Friday, September 29, 2023

Crafting Atmosphere: Setting the Mood for Every Page


A powerful narrative isn’t just about what happens, but how it feels. Atmosphere sets the emotional tone, giving readers an intuitive understanding of the world they’re stepping into. It's the chill of a ghost story, the warmth of a summer romance, or the tension in a psychological thriller. But how can an author artfully weave this intangible element into their story? Let's delve into the art of creating atmosphere in novels, drawing lessons from bestselling works.

Understanding Atmosphere

Atmosphere is the emotional climate of a story. It's the ambiance that envelops readers, rooted in settings, characters, themes, and stylistic choices. It creates an emotional resonance, ensuring readers don’t just understand events, but feel them.

Techniques to Craft Atmosphere

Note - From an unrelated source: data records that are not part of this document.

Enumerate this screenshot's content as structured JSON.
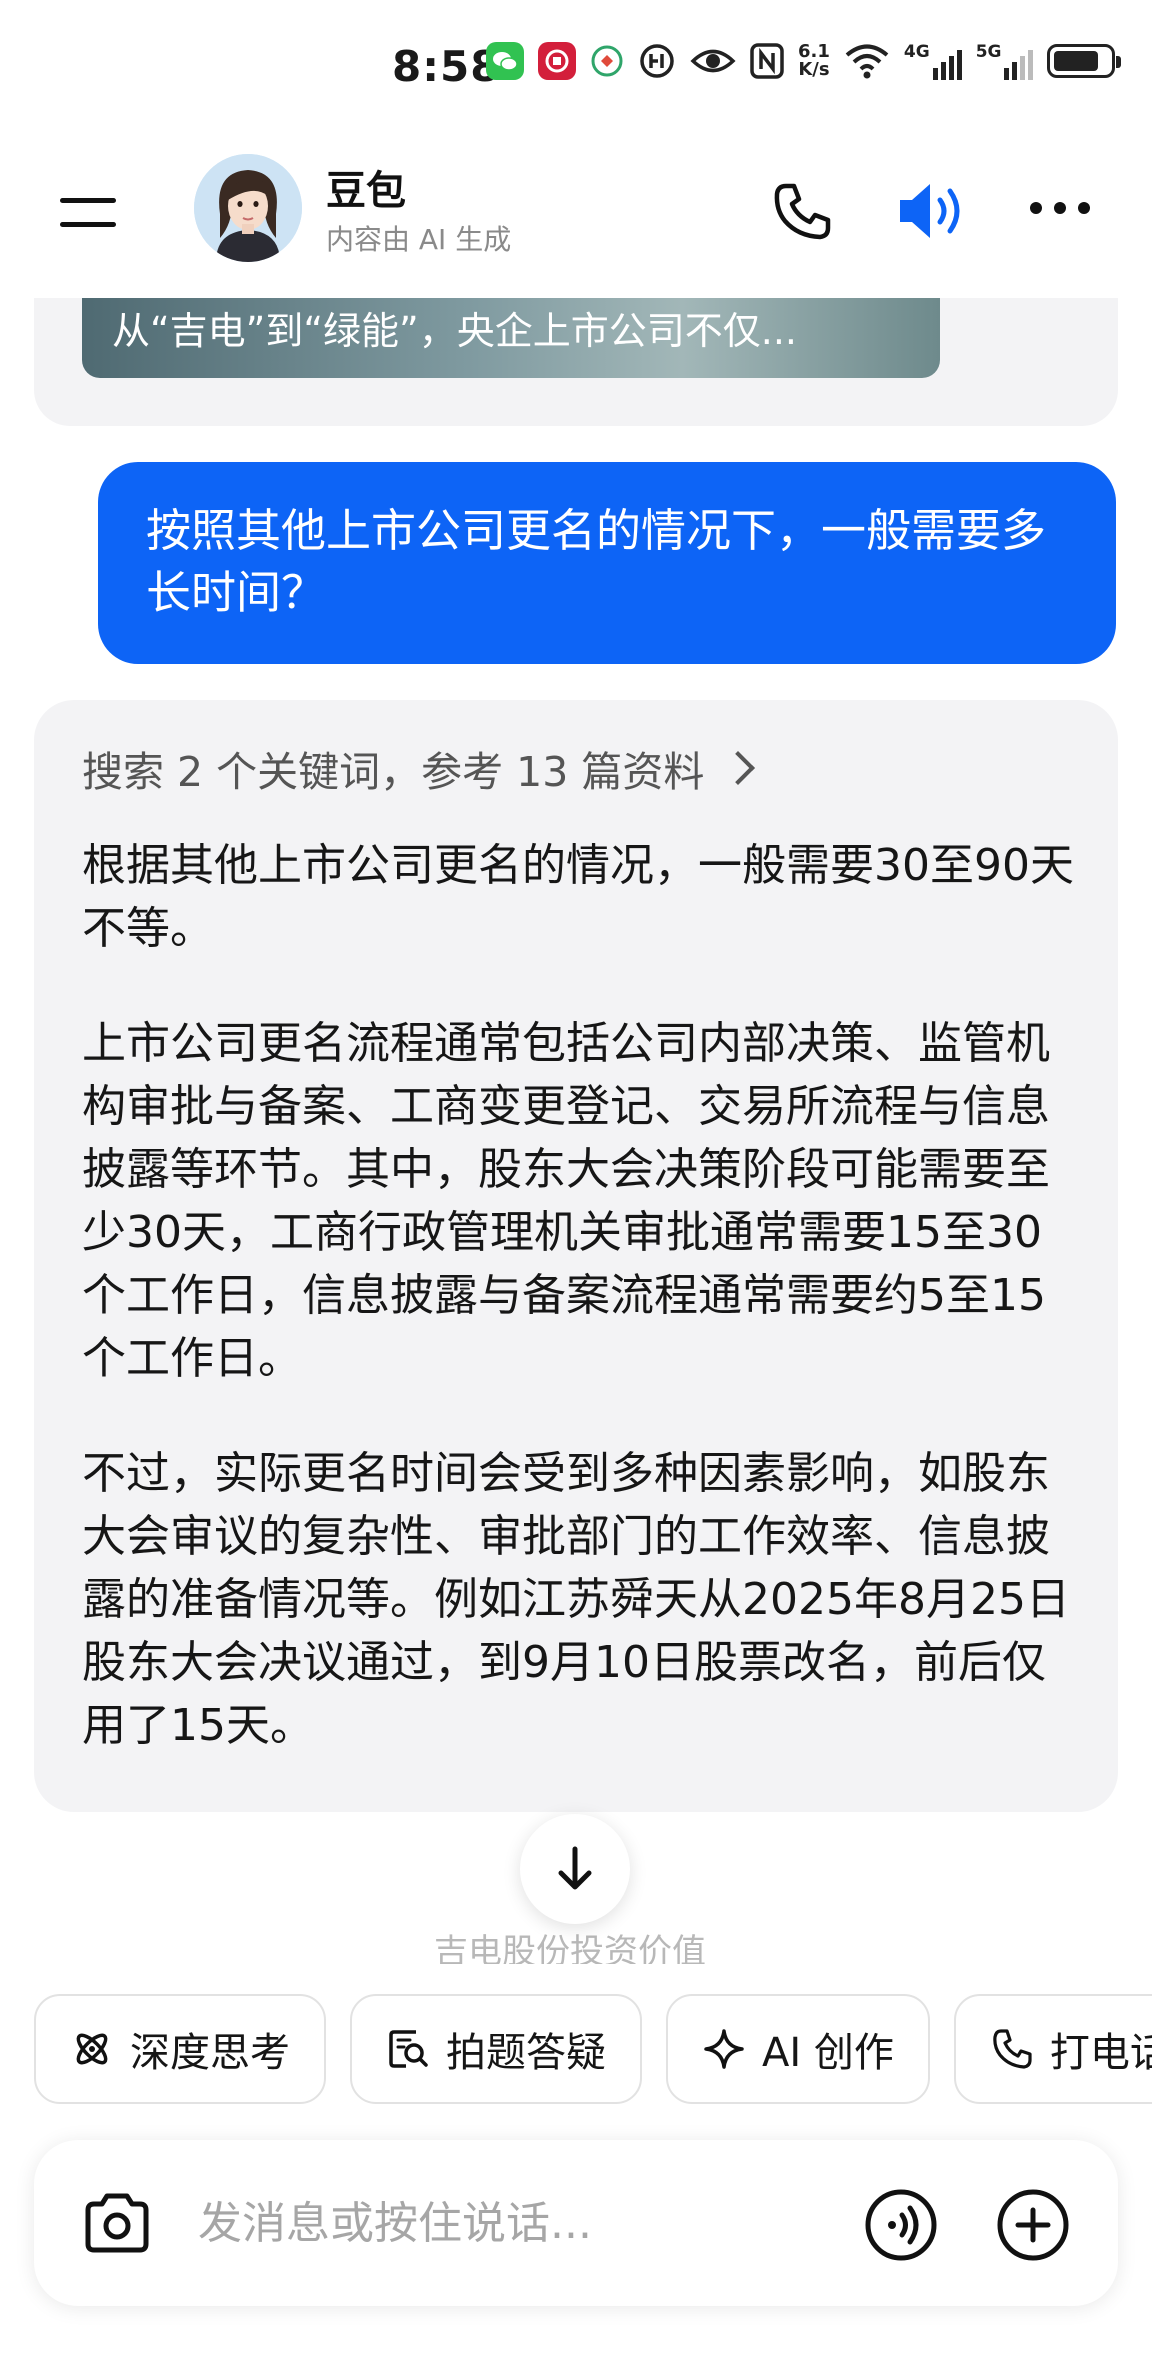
{
  "status_bar": {
    "time": "8:58",
    "net_rate_value": "6.1",
    "net_rate_unit": "K/s",
    "signal_1": "4G",
    "signal_2": "5G",
    "battery_level": 0.8,
    "icons": [
      "wechat-icon",
      "bank-app-icon",
      "app-icon",
      "hd-icon",
      "eye-icon",
      "nfc-icon",
      "wifi-icon",
      "signal-4g-icon",
      "signal-5g-icon",
      "battery-icon"
    ]
  },
  "header": {
    "bot_name": "豆包",
    "bot_subtitle": "内容由 AI 生成",
    "accent_color": "#0d64f6"
  },
  "conversation": {
    "previous_card_title": "从“吉电”到“绿能”，央企上市公司不仅...",
    "user_message": "按照其他上市公司更名的情况下，一般需要多长时间？",
    "search_summary": "搜索 2 个关键词，参考 13 篇资料",
    "answer_paragraphs": [
      "根据其他上市公司更名的情况，一般需要30至90天不等。",
      "上市公司更名流程通常包括公司内部决策、监管机构审批与备案、工商变更登记、交易所流程与信息披露等环节。其中，股东大会决策阶段可能需要至少30天，工商行政管理机关审批通常需要15至30个工作日，信息披露与备案流程通常需要约5至15个工作日。",
      "不过，实际更名时间会受到多种因素影响，如股东大会审议的复杂性、审批部门的工作效率、信息披露的准备情况等。例如江苏舜天从2025年8月25日股东大会决议通过，到9月10日股票改名，前后仅用了15天。"
    ],
    "suggestion_faded": "吉电股份投资价值"
  },
  "chips": [
    {
      "label": "深度思考",
      "icon": "atom-icon"
    },
    {
      "label": "拍题答疑",
      "icon": "photo-question-icon"
    },
    {
      "label": "AI 创作",
      "icon": "sparkle-icon"
    },
    {
      "label": "打电话",
      "icon": "phone-icon"
    }
  ],
  "input": {
    "placeholder": "发消息或按住说话..."
  }
}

  1. Descriptive Imagery: Using rich and evocative descriptions can immediately set the scene and tone for your narrative.

    Example: “Last night I dreamt I went to Manderley again.” - "Rebecca" by Daphne du Maurier. The dreamlike quality of this opening line encapsulates the novel’s eerie, nostalgic atmosphere.

  2. Weather and Natural Elements: Nature often reflects and enhances a story's emotional undertones.

    Example: The moors in Emily Brontë's "Wuthering Heights" are wild, untamed, and often bleak, echoing the turbulent relationship between Cathy and Heathcliff.

  3. Setting and Architecture: The physical spaces where the action occurs can be rich in atmospheric potential.

    Example: In J.K. Rowling's "Harry Potter" series, the sprawling, mysterious, and sometimes ominous Hogwarts Castle is as much a character as Harry or Hermione, lending a magical, awe-inspiring atmosphere.

  4. Cultural and Historical Backdrop: The customs, beliefs, and time periods can provide a nuanced atmosphere.

    Example: In "Memoirs of a Geisha" by Arthur Golden, the detailed portrayal of Gion in Kyoto during the 20th century immerses readers in a world of tradition, transformation, and intrigue.

  5. Character Interactions and Relationships: How characters relate to one another can create an atmosphere of tension, camaraderie, or various other moods.

    Example: The reserved, tense interactions between the characters in "Never Stop Running" by Dr. Melissa Caudle set an atmosphere of mystery and unease.

  6. Sensory Details: Invoking the five senses can be a potent tool in creating a vivid atmosphere.

    Example: "The Great Gatsby" by F. Scott Fitzgerald often employs sensory-rich descriptions, from the sound of jazz music to the twinkling lights of Gatsby’s lavish parties.

  7. Pacing and Rhythm: The speed at which a story progresses can shape its atmosphere. Slow, deliberate pacing can create tension or melancholy, while rapid pacing might produce excitement or chaos.

    Example: In "The Day the Streets Stood Still" by Dr. Melissa Caudle, the pacing contributes to an atmosphere of suspense and anticipation.

  8. Themes and Motifs: Recurring symbols or themes can reinforce a specific mood or tone.

    Example: The green light in "The Great Gatsby" serves as a recurring symbol of unattainable dreams, adding to the novel’s atmosphere of longing and disillusionment.

  9. Stylistic Choices: How you tell your story, from the narrative voice to the structure, can greatly influence its atmosphere.

    Example: "The Sound and the Fury" by William Faulkner uses stream-of-consciousness and shifts in perspectives to create an atmosphere of confusion and decline.

  10. Use of Contrast: Sometimes, juxtaposing two opposite atmospheres can make each more poignant.

  11. Example: "One Hundred Years of Solitude" by Gabriel García Márquez masterfully juxtaposes the whimsical with the tragic, creating a uniquely rich and layered atmosphere.

Maintaining Atmosphere

While creating a strong atmosphere is essential, maintaining it requires subtlety. Overwhelming readers with too much descriptive imagery or setting can detract from the narrative. Balance is key.


Crafting atmosphere is akin to painting a landscape for your story. It's a backdrop that can deeply influence how readers perceive and connect with the narrative. By weaving together elements like setting, pacing, and sensory details, authors can create an immersive world that resonates on an emotional level. As Virginia Woolf once said, “Style is a very simple matter; it is all rhythm.” Find the rhythm that captures your story’s soul, and you'll have its atmosphere.